Extracted data Start Marker

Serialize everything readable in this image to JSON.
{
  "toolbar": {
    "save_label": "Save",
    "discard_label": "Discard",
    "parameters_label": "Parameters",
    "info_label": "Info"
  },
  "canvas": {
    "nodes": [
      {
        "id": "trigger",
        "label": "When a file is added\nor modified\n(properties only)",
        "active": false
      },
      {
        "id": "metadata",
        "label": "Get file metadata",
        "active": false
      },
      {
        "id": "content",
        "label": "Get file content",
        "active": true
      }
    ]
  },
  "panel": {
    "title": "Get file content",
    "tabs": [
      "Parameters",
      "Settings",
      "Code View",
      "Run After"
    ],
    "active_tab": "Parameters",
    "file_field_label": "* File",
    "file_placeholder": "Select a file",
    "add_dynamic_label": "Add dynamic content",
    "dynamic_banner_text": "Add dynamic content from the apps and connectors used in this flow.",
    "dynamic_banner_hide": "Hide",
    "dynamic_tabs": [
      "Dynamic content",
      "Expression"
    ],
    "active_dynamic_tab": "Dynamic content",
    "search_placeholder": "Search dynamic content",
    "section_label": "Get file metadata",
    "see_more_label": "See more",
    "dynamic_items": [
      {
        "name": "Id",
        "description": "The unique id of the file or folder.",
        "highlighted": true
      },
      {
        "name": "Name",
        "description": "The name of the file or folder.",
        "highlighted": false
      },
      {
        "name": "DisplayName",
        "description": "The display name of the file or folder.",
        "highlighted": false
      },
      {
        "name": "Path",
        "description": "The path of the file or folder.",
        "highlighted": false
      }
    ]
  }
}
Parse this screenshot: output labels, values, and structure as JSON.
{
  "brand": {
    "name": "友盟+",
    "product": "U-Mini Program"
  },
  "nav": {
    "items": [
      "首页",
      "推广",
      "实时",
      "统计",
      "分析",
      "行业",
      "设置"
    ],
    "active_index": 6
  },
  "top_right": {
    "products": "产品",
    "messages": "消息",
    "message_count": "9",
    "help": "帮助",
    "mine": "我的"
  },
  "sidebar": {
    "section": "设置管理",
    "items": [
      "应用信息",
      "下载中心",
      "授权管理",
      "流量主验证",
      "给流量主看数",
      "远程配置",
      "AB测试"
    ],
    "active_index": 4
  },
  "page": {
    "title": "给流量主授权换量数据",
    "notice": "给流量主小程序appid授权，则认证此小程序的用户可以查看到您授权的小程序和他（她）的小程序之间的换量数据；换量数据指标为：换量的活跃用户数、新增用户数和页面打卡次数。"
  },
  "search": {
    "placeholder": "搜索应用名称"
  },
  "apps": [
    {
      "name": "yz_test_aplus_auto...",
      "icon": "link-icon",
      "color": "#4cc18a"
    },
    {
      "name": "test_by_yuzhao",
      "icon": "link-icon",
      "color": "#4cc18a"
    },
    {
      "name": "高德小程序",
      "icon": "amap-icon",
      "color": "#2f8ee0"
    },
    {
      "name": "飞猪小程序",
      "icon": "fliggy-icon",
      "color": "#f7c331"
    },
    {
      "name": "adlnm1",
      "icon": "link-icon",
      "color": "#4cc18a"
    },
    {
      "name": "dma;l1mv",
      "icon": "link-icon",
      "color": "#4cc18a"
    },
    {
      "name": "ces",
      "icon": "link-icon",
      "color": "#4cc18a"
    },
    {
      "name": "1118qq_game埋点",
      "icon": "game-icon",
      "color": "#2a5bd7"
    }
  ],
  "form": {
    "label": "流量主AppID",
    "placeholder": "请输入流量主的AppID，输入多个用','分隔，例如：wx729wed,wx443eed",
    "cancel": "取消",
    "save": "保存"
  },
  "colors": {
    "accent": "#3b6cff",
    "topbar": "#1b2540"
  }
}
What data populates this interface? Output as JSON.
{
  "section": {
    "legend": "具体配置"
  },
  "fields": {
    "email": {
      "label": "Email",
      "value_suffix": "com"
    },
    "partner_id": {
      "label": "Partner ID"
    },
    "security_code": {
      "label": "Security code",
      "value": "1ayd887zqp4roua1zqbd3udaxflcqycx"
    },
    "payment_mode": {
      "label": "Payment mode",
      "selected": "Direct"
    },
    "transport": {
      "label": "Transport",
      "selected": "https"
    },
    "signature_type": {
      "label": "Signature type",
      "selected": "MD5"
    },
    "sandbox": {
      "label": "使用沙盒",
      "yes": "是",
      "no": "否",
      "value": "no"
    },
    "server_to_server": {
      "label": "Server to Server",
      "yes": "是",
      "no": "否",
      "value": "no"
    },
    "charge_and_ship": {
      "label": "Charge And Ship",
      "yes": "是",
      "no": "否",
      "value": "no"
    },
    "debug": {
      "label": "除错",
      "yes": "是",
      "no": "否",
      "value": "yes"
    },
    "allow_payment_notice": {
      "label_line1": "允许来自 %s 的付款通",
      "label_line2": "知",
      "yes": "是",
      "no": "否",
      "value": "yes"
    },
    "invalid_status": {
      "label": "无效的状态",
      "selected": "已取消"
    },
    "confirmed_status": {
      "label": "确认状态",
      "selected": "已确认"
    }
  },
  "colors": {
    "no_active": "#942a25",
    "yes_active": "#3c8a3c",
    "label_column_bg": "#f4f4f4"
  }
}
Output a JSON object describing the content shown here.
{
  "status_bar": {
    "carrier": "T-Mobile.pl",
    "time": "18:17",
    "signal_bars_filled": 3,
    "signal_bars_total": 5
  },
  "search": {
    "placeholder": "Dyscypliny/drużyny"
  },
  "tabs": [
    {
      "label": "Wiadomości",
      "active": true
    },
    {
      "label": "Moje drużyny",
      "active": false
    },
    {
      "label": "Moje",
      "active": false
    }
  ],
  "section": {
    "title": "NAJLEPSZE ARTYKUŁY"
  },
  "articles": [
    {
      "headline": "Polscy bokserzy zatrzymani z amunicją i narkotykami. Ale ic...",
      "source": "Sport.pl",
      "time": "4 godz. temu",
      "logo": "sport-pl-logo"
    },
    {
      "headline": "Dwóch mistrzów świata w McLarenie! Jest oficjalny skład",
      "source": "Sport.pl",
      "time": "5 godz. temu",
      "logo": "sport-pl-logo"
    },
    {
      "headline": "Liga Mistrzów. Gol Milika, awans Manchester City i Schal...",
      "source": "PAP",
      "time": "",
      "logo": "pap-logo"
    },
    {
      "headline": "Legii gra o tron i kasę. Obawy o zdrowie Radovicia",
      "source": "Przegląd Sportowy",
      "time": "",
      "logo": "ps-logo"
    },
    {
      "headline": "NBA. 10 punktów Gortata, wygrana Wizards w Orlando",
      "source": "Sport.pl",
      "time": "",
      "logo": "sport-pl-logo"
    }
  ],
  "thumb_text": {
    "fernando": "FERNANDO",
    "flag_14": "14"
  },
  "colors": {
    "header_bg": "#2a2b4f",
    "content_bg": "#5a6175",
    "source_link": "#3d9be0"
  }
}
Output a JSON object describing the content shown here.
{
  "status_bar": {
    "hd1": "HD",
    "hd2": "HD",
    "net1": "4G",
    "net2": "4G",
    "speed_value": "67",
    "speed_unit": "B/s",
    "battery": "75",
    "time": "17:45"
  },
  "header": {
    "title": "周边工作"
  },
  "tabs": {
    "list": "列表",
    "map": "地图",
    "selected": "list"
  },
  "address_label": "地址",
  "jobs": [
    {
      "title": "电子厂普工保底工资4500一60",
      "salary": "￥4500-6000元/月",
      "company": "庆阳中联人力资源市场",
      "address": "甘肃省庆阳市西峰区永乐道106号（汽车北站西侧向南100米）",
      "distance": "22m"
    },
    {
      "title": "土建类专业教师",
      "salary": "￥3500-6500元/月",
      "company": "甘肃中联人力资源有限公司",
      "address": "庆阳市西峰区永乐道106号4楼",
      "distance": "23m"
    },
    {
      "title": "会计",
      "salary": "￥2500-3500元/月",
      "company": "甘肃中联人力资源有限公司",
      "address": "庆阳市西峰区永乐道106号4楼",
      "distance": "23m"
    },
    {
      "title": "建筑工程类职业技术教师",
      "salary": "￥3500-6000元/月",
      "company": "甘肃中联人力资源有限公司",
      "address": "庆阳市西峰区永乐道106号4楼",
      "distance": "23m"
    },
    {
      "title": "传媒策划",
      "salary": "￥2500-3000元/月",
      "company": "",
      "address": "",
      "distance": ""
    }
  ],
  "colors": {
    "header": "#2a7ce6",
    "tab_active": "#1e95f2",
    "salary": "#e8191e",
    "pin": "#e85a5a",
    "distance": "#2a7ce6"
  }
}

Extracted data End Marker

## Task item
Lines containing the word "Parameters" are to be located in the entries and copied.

## Response to the task
    "parameters_label": "Parameters",
      "Parameters",
    "active_tab": "Parameters",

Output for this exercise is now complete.